Click here to sign up to receive an email reminder about the live webcast. Online viewers can pose questions to the panel by tweeting @Perimeter using the hashtag #piLIVE.

You can view past Perimeter Public Lectures and events online, and find further details about Perimeter’s research, training, and outreach activities at



Perimeter has developed innovative and highly sought-after research training programs that help emerging scientists refine their own ideas and interests through lively academic and research interactions. Among the training programs is Perimeter Scholars International (PSI), a 10-month intensive coursework Master’s-level program that takes place from August to June each year. The program is designed to expose outstanding students to the full spectrum of theoretical physics, taught by a stellar array of international lecturers and dedicated professional tutors. Students take all their courses at Perimeter Institute, and receive an M.Sc. from the University of Waterloo upon graduation.

À propos de l’IP

L'Institut Périmètre est le plus grand centre de recherche en physique théorique au monde. Fondé en 1999, cet institut indépendant vise à favoriser les percées dans la compréhension fondamentale de notre univers, des plus infimes particules au cosmos tout entier. Les recherches effectuées à l’Institut Périmètre reposent sur l'idée que la science fondamentale fait progresser le savoir humain et catalyse l'innovation, et que la physique théorique d'aujourd'hui est la technologie de demain. Situé dans la région de Waterloo, cet établissement sans but lucratif met de l'avant un partenariat public-privé unique en son genre avec entre autres les gouvernements de l'Ontario et du Canada. Il facilite la recherche de pointe, forme la prochaine génération de pionniers de la science et communique le pouvoir de la physique grâce à des programmes primés d'éducation et de vulgarisation.

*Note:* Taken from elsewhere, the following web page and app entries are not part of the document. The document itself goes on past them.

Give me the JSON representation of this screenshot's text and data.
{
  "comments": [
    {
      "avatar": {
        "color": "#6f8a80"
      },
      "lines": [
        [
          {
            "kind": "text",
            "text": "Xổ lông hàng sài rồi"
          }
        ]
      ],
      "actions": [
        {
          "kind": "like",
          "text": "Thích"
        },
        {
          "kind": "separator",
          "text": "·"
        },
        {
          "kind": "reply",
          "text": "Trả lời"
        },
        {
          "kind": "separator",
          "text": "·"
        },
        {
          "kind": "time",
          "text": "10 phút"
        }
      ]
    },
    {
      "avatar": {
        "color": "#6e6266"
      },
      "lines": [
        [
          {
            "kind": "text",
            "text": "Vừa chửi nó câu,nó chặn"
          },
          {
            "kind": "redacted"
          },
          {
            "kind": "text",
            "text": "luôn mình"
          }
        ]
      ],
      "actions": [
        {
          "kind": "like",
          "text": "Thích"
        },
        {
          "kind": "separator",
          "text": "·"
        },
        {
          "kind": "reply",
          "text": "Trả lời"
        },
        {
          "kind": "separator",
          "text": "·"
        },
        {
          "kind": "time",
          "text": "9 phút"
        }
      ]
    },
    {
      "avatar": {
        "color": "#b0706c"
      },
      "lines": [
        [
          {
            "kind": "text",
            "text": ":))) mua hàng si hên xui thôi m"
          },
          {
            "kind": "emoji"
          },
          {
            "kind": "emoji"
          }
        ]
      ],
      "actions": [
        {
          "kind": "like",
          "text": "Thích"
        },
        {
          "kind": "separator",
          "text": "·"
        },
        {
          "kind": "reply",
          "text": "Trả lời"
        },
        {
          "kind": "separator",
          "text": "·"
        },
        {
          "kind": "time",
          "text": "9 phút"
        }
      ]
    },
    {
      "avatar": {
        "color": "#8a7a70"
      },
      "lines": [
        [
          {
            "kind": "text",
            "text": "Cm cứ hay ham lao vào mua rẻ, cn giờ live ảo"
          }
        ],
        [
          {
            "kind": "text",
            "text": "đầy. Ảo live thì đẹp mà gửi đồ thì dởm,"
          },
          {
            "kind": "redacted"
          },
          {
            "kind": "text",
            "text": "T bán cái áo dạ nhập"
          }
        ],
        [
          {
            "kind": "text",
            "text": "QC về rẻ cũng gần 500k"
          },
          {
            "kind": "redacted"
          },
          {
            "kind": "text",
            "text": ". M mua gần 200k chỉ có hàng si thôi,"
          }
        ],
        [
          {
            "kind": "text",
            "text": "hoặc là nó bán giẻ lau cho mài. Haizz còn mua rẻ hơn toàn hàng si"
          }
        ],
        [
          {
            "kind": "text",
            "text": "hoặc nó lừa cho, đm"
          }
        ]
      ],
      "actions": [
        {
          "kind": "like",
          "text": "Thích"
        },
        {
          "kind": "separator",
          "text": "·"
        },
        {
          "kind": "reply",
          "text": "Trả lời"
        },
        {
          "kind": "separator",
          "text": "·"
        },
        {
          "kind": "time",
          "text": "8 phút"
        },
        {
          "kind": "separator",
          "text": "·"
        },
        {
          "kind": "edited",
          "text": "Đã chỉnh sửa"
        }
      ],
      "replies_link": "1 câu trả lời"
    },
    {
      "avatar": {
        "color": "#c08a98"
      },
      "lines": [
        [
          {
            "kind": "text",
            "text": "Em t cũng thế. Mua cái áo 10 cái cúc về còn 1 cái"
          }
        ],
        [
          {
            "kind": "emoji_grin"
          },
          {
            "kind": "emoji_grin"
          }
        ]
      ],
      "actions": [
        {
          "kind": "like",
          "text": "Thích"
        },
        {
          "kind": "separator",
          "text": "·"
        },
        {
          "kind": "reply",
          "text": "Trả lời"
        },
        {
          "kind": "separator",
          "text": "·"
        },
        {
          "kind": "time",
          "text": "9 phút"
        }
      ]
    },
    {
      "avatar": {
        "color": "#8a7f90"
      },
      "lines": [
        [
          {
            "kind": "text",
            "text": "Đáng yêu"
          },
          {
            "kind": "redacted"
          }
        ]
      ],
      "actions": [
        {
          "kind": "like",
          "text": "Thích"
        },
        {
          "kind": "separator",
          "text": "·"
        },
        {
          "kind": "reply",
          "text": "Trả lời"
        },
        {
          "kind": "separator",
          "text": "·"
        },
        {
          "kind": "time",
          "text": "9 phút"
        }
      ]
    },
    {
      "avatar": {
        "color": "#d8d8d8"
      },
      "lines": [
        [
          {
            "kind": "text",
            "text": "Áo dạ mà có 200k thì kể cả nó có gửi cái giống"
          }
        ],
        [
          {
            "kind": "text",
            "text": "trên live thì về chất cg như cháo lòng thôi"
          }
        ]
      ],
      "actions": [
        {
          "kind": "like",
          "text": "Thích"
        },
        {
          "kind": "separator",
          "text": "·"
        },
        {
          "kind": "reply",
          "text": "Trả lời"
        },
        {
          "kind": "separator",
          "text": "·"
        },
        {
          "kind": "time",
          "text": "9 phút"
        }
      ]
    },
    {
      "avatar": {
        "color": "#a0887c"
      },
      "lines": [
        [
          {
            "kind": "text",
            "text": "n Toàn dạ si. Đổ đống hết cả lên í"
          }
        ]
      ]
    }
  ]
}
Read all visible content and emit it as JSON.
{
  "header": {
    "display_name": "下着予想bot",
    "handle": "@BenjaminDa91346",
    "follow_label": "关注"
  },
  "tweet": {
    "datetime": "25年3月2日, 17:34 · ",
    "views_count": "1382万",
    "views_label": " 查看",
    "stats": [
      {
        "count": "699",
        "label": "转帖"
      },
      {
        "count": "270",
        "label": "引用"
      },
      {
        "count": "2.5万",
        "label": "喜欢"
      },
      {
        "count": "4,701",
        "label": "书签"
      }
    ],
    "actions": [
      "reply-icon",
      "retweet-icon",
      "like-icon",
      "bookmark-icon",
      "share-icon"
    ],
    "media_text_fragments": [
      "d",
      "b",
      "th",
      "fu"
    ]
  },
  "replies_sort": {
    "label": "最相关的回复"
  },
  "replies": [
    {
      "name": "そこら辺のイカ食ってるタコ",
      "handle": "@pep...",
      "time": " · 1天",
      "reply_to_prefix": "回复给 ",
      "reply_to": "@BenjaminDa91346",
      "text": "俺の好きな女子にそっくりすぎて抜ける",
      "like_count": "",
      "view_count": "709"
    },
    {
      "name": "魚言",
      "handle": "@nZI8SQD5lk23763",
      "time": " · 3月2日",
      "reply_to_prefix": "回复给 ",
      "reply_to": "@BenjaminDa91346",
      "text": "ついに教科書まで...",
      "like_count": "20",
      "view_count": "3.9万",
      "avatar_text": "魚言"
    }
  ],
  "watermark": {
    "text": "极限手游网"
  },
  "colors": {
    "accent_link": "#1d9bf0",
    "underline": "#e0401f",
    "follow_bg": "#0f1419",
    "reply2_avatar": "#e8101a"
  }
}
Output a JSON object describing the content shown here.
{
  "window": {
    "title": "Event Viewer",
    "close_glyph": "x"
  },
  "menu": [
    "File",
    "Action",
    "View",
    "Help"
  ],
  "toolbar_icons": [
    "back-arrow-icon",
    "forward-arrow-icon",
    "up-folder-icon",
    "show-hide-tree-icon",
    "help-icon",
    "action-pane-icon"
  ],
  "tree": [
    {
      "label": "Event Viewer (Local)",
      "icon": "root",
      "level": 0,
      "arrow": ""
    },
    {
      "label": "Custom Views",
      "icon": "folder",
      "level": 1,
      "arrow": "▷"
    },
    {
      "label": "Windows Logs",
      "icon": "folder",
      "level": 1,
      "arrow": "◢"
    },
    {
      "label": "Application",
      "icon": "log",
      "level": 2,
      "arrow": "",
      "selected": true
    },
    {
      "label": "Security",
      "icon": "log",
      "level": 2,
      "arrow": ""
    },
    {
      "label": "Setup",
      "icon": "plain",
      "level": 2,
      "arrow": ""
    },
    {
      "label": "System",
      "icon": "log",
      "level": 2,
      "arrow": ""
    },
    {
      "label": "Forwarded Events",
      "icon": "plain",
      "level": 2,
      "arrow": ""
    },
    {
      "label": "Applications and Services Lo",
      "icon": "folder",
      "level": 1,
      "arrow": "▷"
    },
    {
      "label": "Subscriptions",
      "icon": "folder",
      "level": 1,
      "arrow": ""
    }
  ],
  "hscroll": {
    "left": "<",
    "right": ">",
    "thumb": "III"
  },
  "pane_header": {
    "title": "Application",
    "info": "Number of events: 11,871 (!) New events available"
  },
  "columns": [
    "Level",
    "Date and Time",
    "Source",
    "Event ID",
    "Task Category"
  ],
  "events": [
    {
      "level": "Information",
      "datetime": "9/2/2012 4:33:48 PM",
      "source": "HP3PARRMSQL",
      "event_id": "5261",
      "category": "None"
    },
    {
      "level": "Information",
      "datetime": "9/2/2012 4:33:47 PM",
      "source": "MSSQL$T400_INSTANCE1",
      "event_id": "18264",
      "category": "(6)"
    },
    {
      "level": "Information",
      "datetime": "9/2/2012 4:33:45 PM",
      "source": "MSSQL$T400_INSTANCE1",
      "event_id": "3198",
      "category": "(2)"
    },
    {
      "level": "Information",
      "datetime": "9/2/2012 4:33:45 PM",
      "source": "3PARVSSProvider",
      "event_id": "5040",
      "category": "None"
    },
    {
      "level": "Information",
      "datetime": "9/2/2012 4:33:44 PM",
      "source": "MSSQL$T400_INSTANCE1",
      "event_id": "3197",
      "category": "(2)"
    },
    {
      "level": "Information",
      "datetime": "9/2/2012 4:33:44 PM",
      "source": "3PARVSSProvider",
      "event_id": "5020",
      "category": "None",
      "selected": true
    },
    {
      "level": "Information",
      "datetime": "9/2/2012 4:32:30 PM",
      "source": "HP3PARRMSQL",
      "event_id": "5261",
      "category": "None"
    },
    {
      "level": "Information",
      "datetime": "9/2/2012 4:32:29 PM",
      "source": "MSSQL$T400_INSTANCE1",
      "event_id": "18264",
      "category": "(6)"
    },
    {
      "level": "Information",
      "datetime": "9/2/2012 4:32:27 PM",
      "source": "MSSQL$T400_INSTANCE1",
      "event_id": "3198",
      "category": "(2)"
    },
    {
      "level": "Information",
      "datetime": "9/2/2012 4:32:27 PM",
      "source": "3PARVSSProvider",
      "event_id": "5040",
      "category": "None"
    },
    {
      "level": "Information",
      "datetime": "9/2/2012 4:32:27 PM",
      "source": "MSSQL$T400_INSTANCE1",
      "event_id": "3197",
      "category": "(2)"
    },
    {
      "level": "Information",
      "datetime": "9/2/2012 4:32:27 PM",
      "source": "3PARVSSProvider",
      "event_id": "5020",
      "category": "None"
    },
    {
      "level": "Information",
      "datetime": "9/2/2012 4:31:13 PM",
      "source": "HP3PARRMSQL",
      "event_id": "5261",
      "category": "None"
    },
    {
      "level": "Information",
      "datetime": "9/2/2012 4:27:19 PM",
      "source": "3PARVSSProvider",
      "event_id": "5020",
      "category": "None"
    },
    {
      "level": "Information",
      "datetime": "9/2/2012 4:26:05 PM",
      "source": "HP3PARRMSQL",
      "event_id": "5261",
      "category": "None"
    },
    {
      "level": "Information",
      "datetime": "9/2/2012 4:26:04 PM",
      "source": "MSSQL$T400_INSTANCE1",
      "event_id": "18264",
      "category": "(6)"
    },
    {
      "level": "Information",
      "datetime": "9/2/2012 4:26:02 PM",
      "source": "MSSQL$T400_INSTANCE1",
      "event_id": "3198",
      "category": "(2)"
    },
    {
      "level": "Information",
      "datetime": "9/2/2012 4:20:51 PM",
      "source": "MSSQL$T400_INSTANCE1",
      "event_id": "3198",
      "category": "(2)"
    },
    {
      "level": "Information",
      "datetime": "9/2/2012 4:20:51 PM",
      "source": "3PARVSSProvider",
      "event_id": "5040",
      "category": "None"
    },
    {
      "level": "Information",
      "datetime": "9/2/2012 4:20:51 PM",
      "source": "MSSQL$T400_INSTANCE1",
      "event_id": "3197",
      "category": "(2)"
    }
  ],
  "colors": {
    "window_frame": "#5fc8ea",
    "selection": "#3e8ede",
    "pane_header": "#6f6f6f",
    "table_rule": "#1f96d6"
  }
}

Pour de plus amples renseignements, veuillez vous adresser à :
Mike Brown
Gestionnaire, Communications et médias
519-569-7600 x5131